By Rhonda Spradling
Is your school or district a victim of its own information overload?
Find out how one school is wielding a standard intranet to tame
its out-of-control digital filing system.
Vanquish the Clutter Beast
Istarted teaching high school English in 2006, after a seven-year stint in IT. My first year in the classroom came well after the introduction of computers, file sharing, internet applications, and electronic communication.
As you might expect, the stockpile of digital clutter I faced
when I started my new job proved fit for an episode of
Hoarders Some people discovered that they could store everything in all kinds of fancy tech applications, so they did.
In gigabytes. Other people wrote off changes as technological fads and maintained their own paper-based systems
completely off the grid.
All this file-storing vigilantism meant that, if you wanted
to find a policy or procedure, fill out a particular form,
or view a calendar, you had to remember its exact physi-
cal or virtual location. Is that the thing kept in that one
notebook? Is it behind the secretary’s desk? Maybe it was
in that document or on the school webpage. Or perhaps
it was on Moodle. And what was my user name and pass-
word again? We wasted way too much time just keeping
track of what existed where, not to mention the productiv-
ity lost due to our perpetual frustration.
Over time, new models for educator effectiveness (such
as professional learning communities) and new educator
evaluation systems (think “pay for performance”) drove an
increase in collaboration between school faculty and staff.
Unfortunately, this only fed the digital clutter problem. We
couldn’t put it off any longer. We had to take control of our
clutter beast before it devoured us.
But what kind of system would be big and powerful
enough to tame the monster, yet still affordable and—
most important—easy to use?
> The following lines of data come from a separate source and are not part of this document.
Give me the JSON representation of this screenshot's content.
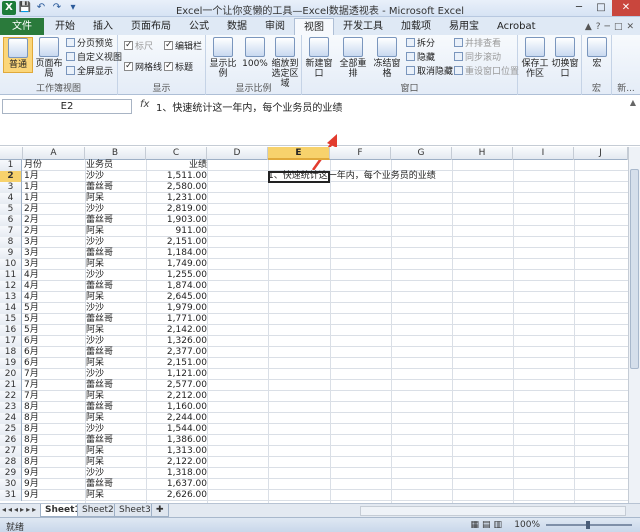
{
  "window": {
    "title": "Excel一个让你变懒的工具—Excel数据透视表 - Microsoft Excel",
    "controls": [
      "─",
      "□",
      "✕"
    ]
  },
  "qat": [
    "X",
    "💾",
    "↶",
    "↷",
    "▾"
  ],
  "tabs": [
    "文件",
    "开始",
    "插入",
    "页面布局",
    "公式",
    "数据",
    "审阅",
    "视图",
    "开发工具",
    "加载项",
    "易用宝",
    "Acrobat"
  ],
  "tab_icons": [
    "▲",
    "?",
    "─",
    "□",
    "✕"
  ],
  "ribbon": {
    "workbook_views": {
      "label": "工作簿视图",
      "normal": "普通",
      "page_layout": "页面布局",
      "page_break": "分页预览",
      "custom_views": "自定义视图",
      "full_screen": "全屏显示"
    },
    "show": {
      "label": "显示",
      "ruler": "标尺",
      "gridlines": "网格线",
      "formula_bar": "编辑栏",
      "headings": "标题"
    },
    "zoom": {
      "label": "显示比例",
      "zoom": "显示比例",
      "hundred": "100%",
      "selection": "缩放到选定区域"
    },
    "window": {
      "label": "窗口",
      "new_window": "新建窗口",
      "arrange_all": "全部重排",
      "freeze_panes": "冻结窗格",
      "split": "拆分",
      "hide": "隐藏",
      "unhide": "取消隐藏",
      "side_by_side": "并排查看",
      "sync_scroll": "同步滚动",
      "reset_position": "重设窗口位置",
      "save_workspace": "保存工作区",
      "switch_windows": "切换窗口"
    },
    "macros": {
      "label": "宏",
      "macros": "宏"
    },
    "more_label": "新..."
  },
  "formula_bar": {
    "name_box": "E2",
    "fx": "fx",
    "content": "1、快速统计这一年内，每个业务员的业绩"
  },
  "columns": [
    "A",
    "B",
    "C",
    "D",
    "E",
    "F",
    "G",
    "H",
    "I",
    "J"
  ],
  "selected_cell": "E2",
  "rows": [
    {
      "n": "1",
      "a": "月份",
      "b": "业务员",
      "c": "业绩"
    },
    {
      "n": "2",
      "a": "1月",
      "b": "沙沙",
      "c": "1,511.00",
      "e": "1、快速统计这一年内，每个业务员的业绩"
    },
    {
      "n": "3",
      "a": "1月",
      "b": "蕾丝哥",
      "c": "2,580.00"
    },
    {
      "n": "4",
      "a": "1月",
      "b": "阿呆",
      "c": "1,231.00"
    },
    {
      "n": "5",
      "a": "2月",
      "b": "沙沙",
      "c": "2,819.00"
    },
    {
      "n": "6",
      "a": "2月",
      "b": "蕾丝哥",
      "c": "1,903.00"
    },
    {
      "n": "7",
      "a": "2月",
      "b": "阿呆",
      "c": "911.00"
    },
    {
      "n": "8",
      "a": "3月",
      "b": "沙沙",
      "c": "2,151.00"
    },
    {
      "n": "9",
      "a": "3月",
      "b": "蕾丝哥",
      "c": "1,184.00"
    },
    {
      "n": "10",
      "a": "3月",
      "b": "阿呆",
      "c": "1,749.00"
    },
    {
      "n": "11",
      "a": "4月",
      "b": "沙沙",
      "c": "1,255.00"
    },
    {
      "n": "12",
      "a": "4月",
      "b": "蕾丝哥",
      "c": "1,874.00"
    },
    {
      "n": "13",
      "a": "4月",
      "b": "阿呆",
      "c": "2,645.00"
    },
    {
      "n": "14",
      "a": "5月",
      "b": "沙沙",
      "c": "1,979.00"
    },
    {
      "n": "15",
      "a": "5月",
      "b": "蕾丝哥",
      "c": "1,771.00"
    },
    {
      "n": "16",
      "a": "5月",
      "b": "阿呆",
      "c": "2,142.00"
    },
    {
      "n": "17",
      "a": "6月",
      "b": "沙沙",
      "c": "1,326.00"
    },
    {
      "n": "18",
      "a": "6月",
      "b": "蕾丝哥",
      "c": "2,377.00"
    },
    {
      "n": "19",
      "a": "6月",
      "b": "阿呆",
      "c": "2,151.00"
    },
    {
      "n": "20",
      "a": "7月",
      "b": "沙沙",
      "c": "1,121.00"
    },
    {
      "n": "21",
      "a": "7月",
      "b": "蕾丝哥",
      "c": "2,577.00"
    },
    {
      "n": "22",
      "a": "7月",
      "b": "阿呆",
      "c": "2,212.00"
    },
    {
      "n": "23",
      "a": "8月",
      "b": "蕾丝哥",
      "c": "1,160.00"
    },
    {
      "n": "24",
      "a": "8月",
      "b": "阿呆",
      "c": "2,244.00"
    },
    {
      "n": "25",
      "a": "8月",
      "b": "沙沙",
      "c": "1,544.00"
    },
    {
      "n": "26",
      "a": "8月",
      "b": "蕾丝哥",
      "c": "1,386.00"
    },
    {
      "n": "27",
      "a": "8月",
      "b": "阿呆",
      "c": "1,313.00"
    },
    {
      "n": "28",
      "a": "8月",
      "b": "阿呆",
      "c": "2,122.00"
    },
    {
      "n": "29",
      "a": "9月",
      "b": "沙沙",
      "c": "1,318.00"
    },
    {
      "n": "30",
      "a": "9月",
      "b": "蕾丝哥",
      "c": "1,637.00"
    },
    {
      "n": "31",
      "a": "9月",
      "b": "阿呆",
      "c": "2,626.00"
    }
  ],
  "sheets": [
    "Sheet1",
    "Sheet2",
    "Sheet3"
  ],
  "active_sheet": "Sheet1",
  "status": {
    "ready": "就绪",
    "zoom": "100%"
  },
  "colors": {
    "file_tab": "#2a7a3b",
    "selection": "#f7d26c",
    "arrow": "#e23b2e"
  }
}
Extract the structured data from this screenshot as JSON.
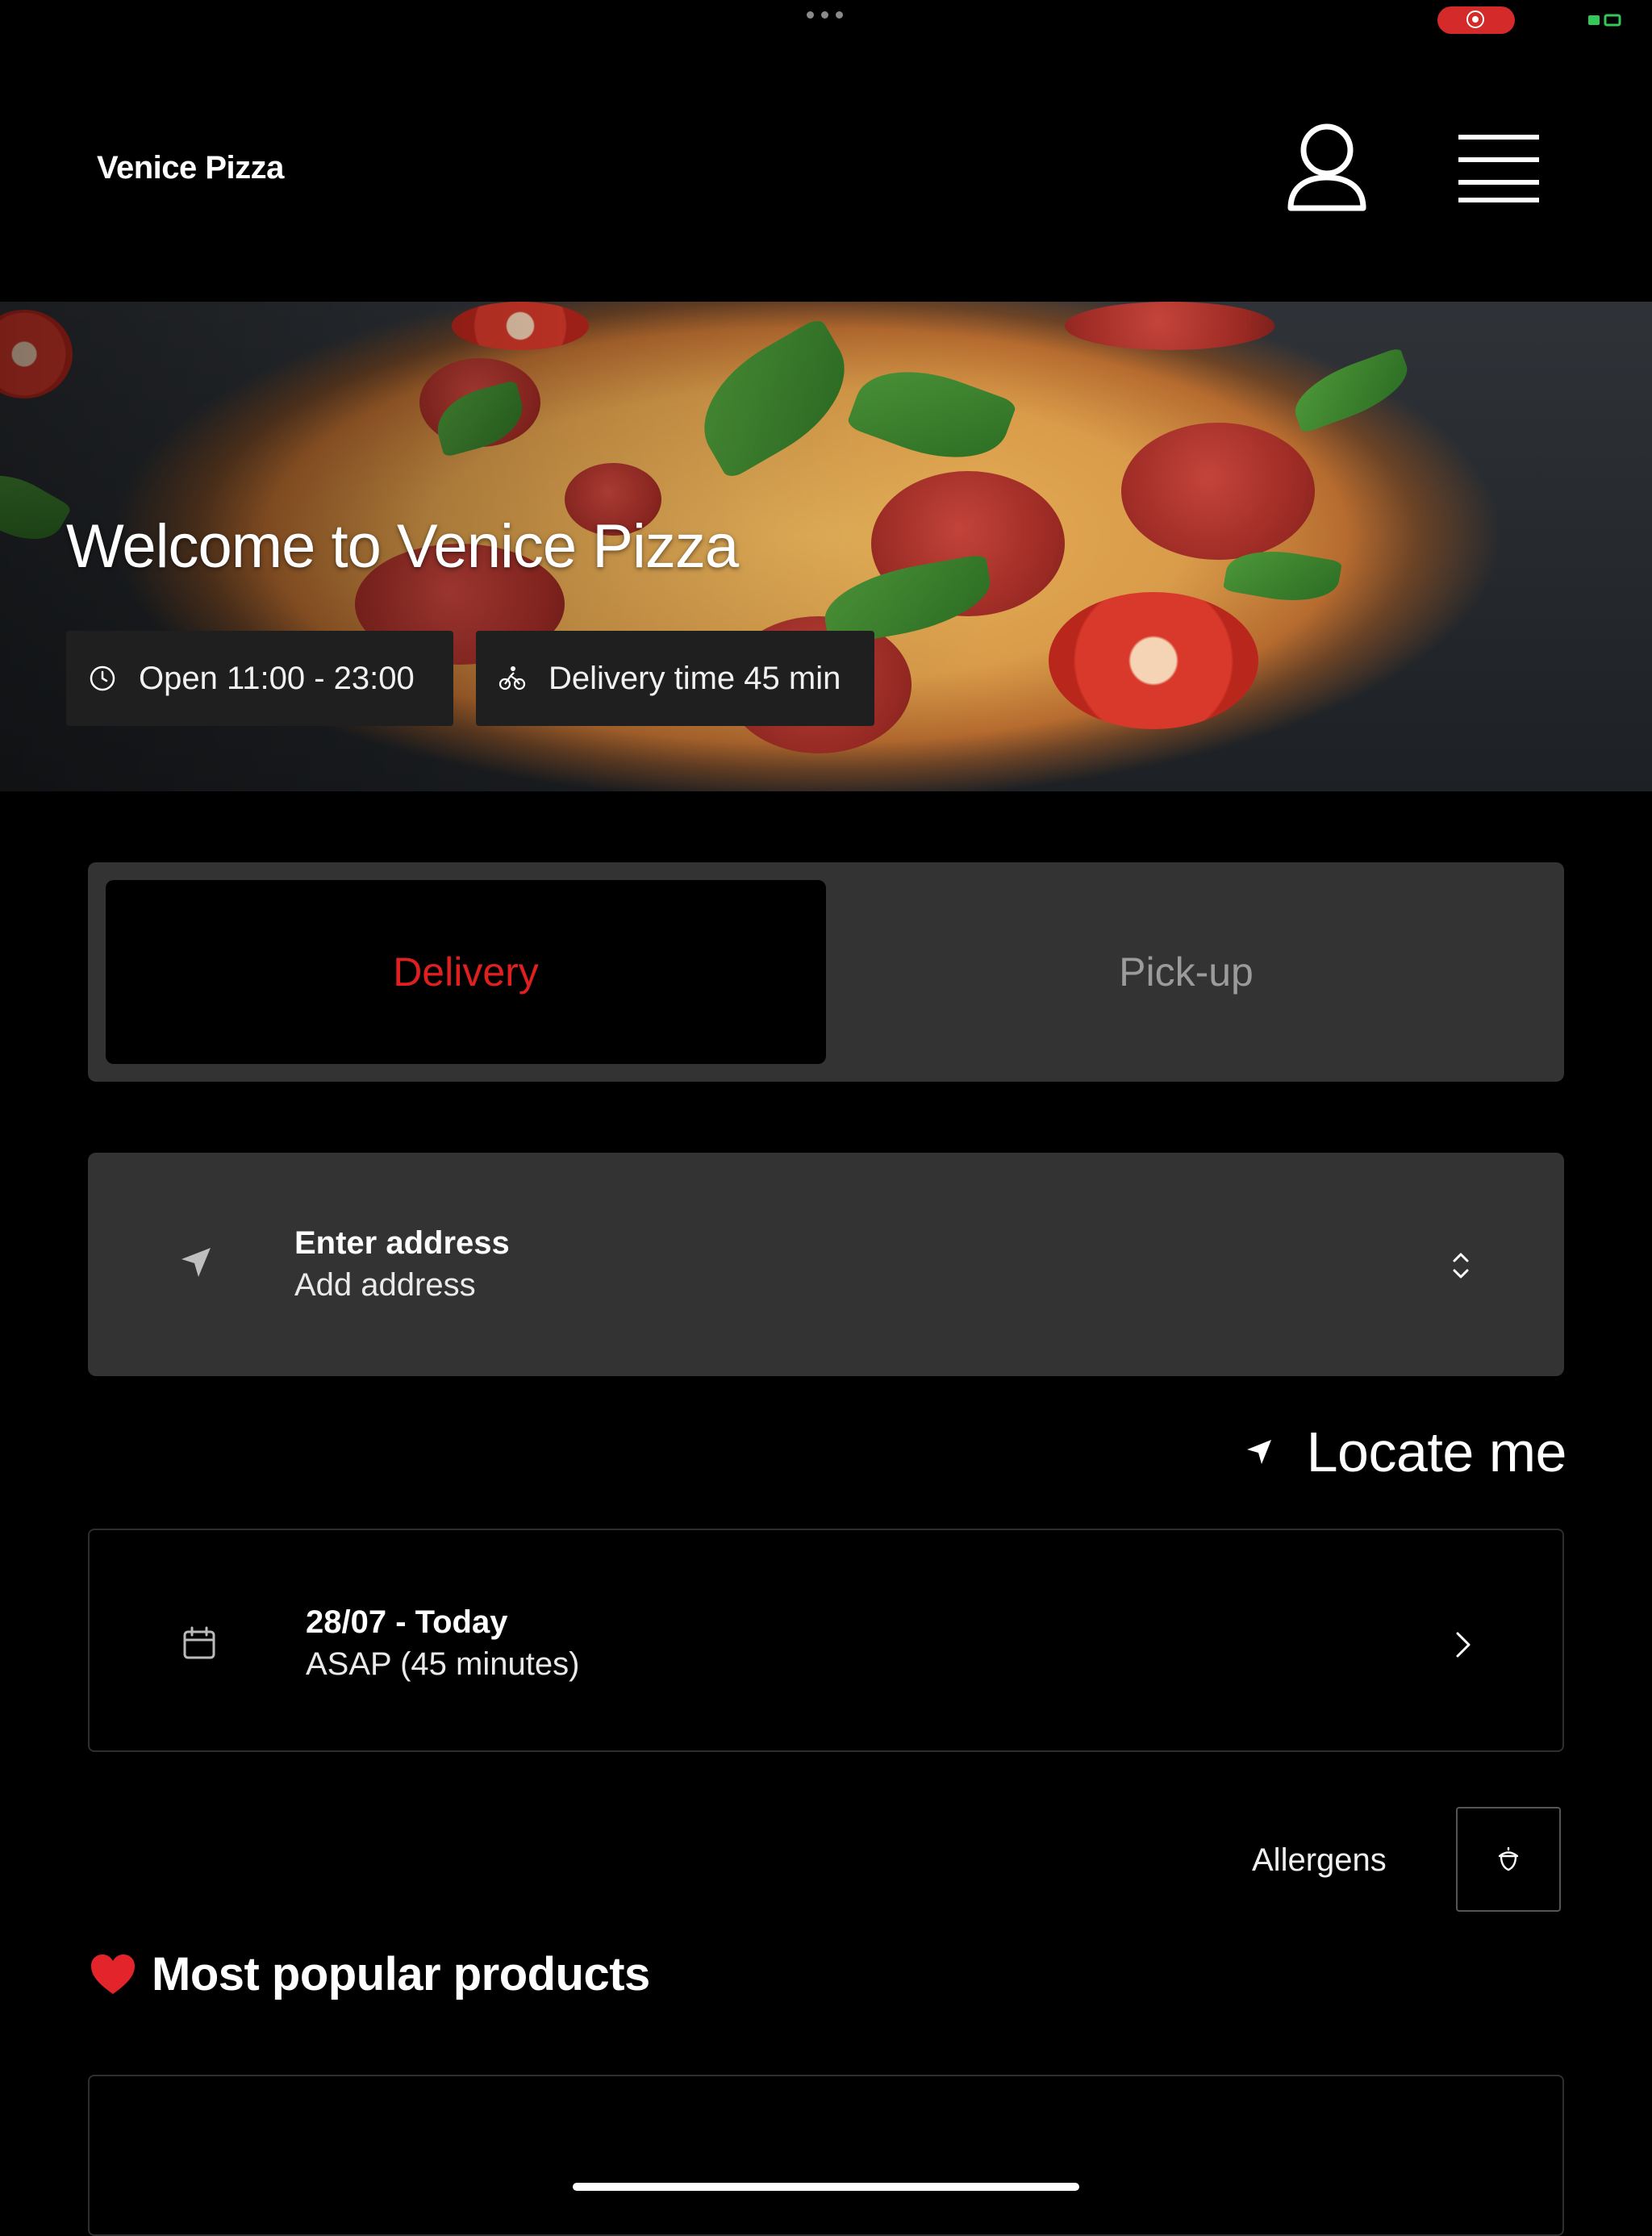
{
  "header": {
    "brand": "Venice Pizza",
    "icons": {
      "account": "person-icon",
      "menu": "hamburger-menu-icon"
    }
  },
  "hero": {
    "title": "Welcome to Venice Pizza",
    "chips": {
      "hours": {
        "icon": "clock-icon",
        "label": "Open 11:00 - 23:00"
      },
      "delivery_time": {
        "icon": "bicycle-icon",
        "label": "Delivery time 45 min"
      }
    }
  },
  "order_mode": {
    "options": [
      "Delivery",
      "Pick-up"
    ],
    "selected": "Delivery"
  },
  "address": {
    "icon": "navigation-arrow-icon",
    "title": "Enter address",
    "subtitle": "Add address"
  },
  "locate": {
    "icon": "location-arrow-icon",
    "label": "Locate me"
  },
  "schedule": {
    "icon": "calendar-icon",
    "title": "28/07 - Today",
    "subtitle": "ASAP (45 minutes)"
  },
  "allergens": {
    "label": "Allergens",
    "icon": "acorn-icon"
  },
  "popular": {
    "icon": "heart-icon",
    "title": "Most popular products"
  },
  "colors": {
    "accent": "#e01f1f",
    "card": "#333333",
    "background": "#000000",
    "recording": "#d42a2a"
  }
}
We decided to take a page
from the corporate playbook by installing a comprehensive
schoolwide intranet. Here’s how we made it work in an
educational setting. I s t o